Over the previous years of this program, the assistance provided by our University Parents community has provided happy holidays for hundreds of families and more than 1,000 children. Please visit the Adopt-a-Family website for information on how to support a family this year. And as you read through the "wish lists" these student-parents have written up, please keep in mind that they were asked to provide a range of gift suggestions. They do not expect to receive everything they've listed and will be very grateful for any assistance.

Service-Learning Classes for Spring Semester
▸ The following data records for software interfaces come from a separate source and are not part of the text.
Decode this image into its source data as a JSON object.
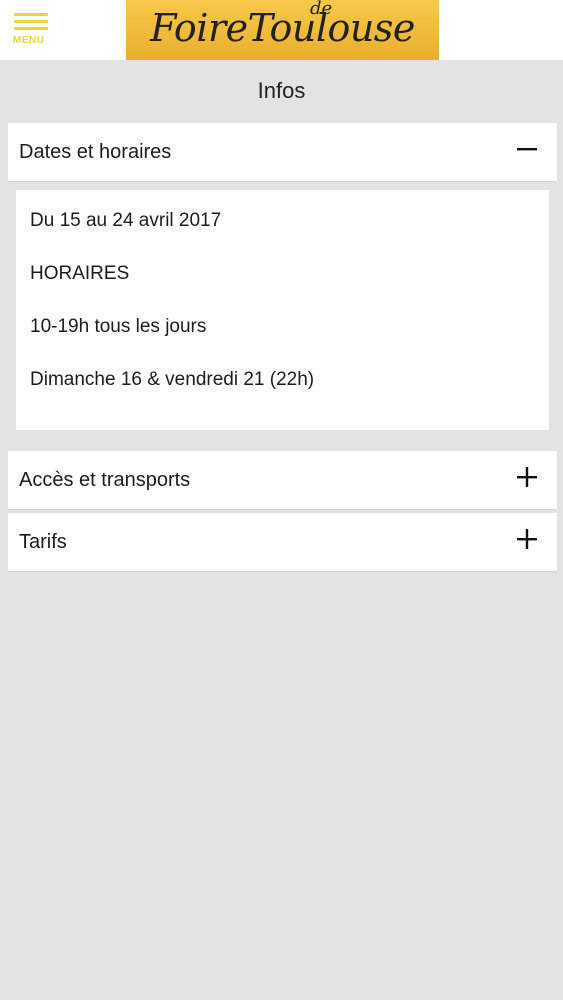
{
  "header": {
    "menu_label": "MENU",
    "logo_main": "FoireToulouse",
    "logo_de": "de",
    "brand_color": "#f2d33c"
  },
  "page": {
    "title": "Infos"
  },
  "accordion": [
    {
      "label": "Dates et horaires",
      "expanded": true,
      "toggle": "minus-icon",
      "lines": [
        "Du 15 au 24 avril 2017",
        "HORAIRES",
        "10-19h tous les jours",
        "Dimanche 16 & vendredi 21 (22h)"
      ]
    },
    {
      "label": "Accès et transports",
      "expanded": false,
      "toggle": "plus-icon"
    },
    {
      "label": "Tarifs",
      "expanded": false,
      "toggle": "plus-icon"
    }
  ]
}
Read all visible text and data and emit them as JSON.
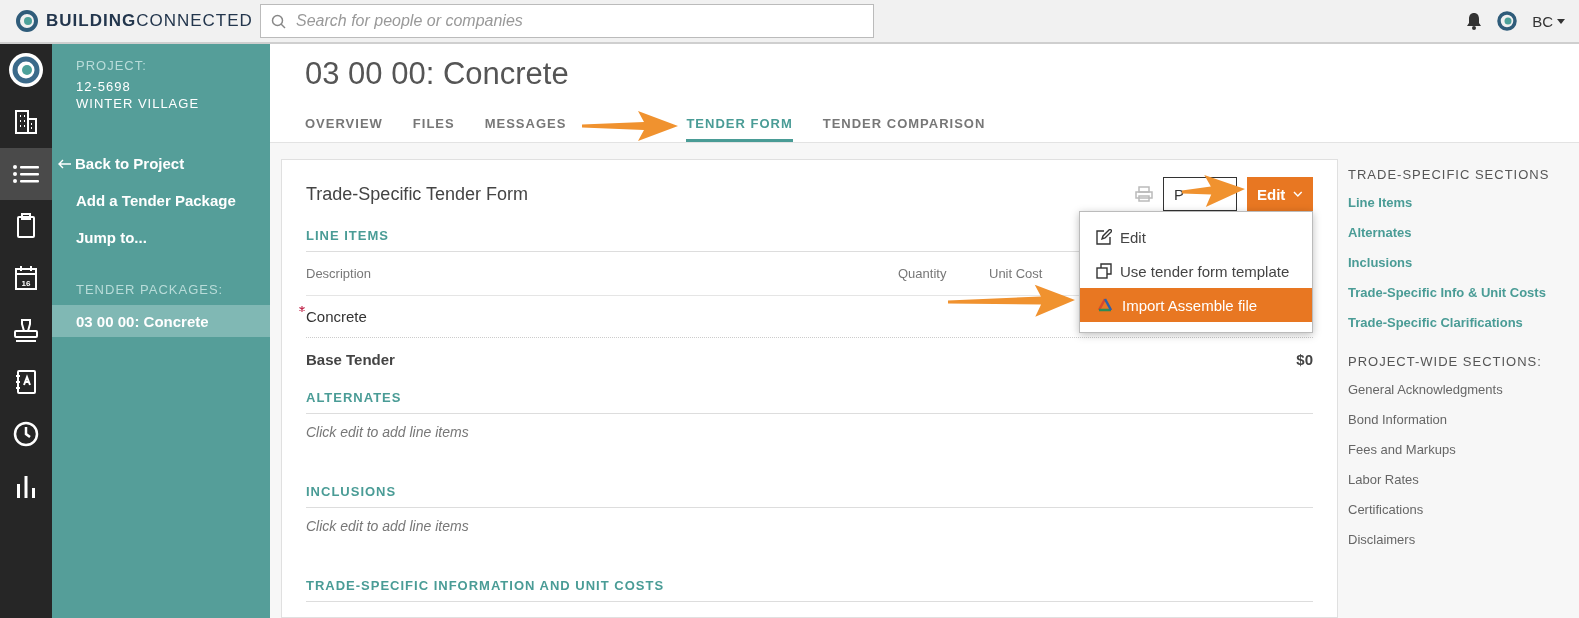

A number of classes offered by the University pair academic work with service opportunities. Students learn through service as they apply the information they receive in the classroom with the experience they gain by working in the community. A list of classes is posted on the Community Service-Learning Center's website.

Financial Update

The third billing for students who still have an outstanding payment due was sent by email to students on November 2. Payment is due November 27. For more information see the One Stop website.

Study PAWS Update

Students will be headed to Boynton Health Service again this afternoon for Study PAWS. (The University has acronyms galore. PAWS stands for Pet Away Worry & Stress.) Now scheduled as a pilot program, pets will be coming to Boynton Health Service from 3 to 5 p.m., Wednesdays, for the rest of the academic year. The initial response has been exceedingly positive, with more than 400 students showing up at the first official PAWS session last week. We are most grateful for the donations that parents have sent to support this program. We have not yet reached our $7,000 goal to support the program, but we have made great strides, thanks to your contributions. Please consider donating through the University Parent Program to keep this program on campus.

Snow Fence Contest Results

The snow fence on Northrop Mall was set up last week, and parents noticed. The first sighting report from a parent arrived in the Parent mailbox at 11:03 a.m., Friday, November 15. There were so many parent responses that we gave the winner a $25 gift card for the University Bookstores, and with the cooperation of the Bookstores, gave $10 gift cards to each of the next four who sent sightings. Thanks to all for watching the College of Science & Engineering's webcam.

For those parents who live in warm climates and don't know what a snow fence is, think "sand fence" that keeps sand from blowing across roadways or drifting into huge piles. Same principle. Because the U of M is a research university, and we do research on just about everything, here's a report on how to design a snow fence or design a road to prevent snow from drifting onto a roadway. There are living snow fences, too. We know this information is not of particular interest to the vast majority of parents, but we think it's pretty amazing how much research is done at the U of M, and how all that research affects quality of life in Minnesota, in the U.S., and around the globe.

Miscellaneous

As we approach Thanksgiving, thoughts turn to gratitude. What we're grateful for today:

  • The parents of our students who take pride in, give support to, and love their U of M students
  • All who respond to our Question of the Month
  • Therapy pets and Study PAWS donors!
  • Our student employees, who not only help us do the work of the Parent Program, but who remind us every day of why the Parent Program exists
  • And all the rest of the amazing students at the U of M.